### Task details
Report only the number of lines in the entries below that hold the word "icon".

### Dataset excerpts

────────────────────────────────────────

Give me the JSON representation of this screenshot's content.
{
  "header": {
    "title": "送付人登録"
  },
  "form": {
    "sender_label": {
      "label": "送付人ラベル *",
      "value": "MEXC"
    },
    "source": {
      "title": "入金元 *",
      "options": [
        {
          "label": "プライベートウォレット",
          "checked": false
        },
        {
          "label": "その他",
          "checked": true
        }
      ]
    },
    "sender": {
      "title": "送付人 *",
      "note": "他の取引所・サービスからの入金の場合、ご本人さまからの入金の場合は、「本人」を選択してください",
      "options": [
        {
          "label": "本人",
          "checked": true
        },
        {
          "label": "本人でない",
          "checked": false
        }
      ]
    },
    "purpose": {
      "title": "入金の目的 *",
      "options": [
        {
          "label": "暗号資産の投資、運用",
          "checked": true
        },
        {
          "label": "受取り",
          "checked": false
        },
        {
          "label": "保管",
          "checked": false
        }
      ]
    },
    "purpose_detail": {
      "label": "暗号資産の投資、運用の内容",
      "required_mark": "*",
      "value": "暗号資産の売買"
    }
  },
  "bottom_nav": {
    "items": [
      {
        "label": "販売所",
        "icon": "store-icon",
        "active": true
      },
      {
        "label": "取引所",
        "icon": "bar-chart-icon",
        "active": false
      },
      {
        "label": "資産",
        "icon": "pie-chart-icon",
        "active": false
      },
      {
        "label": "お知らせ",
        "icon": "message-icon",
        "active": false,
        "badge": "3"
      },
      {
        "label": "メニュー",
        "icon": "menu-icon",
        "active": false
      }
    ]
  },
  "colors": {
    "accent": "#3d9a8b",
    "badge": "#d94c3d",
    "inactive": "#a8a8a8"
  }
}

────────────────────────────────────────

### Written solution
5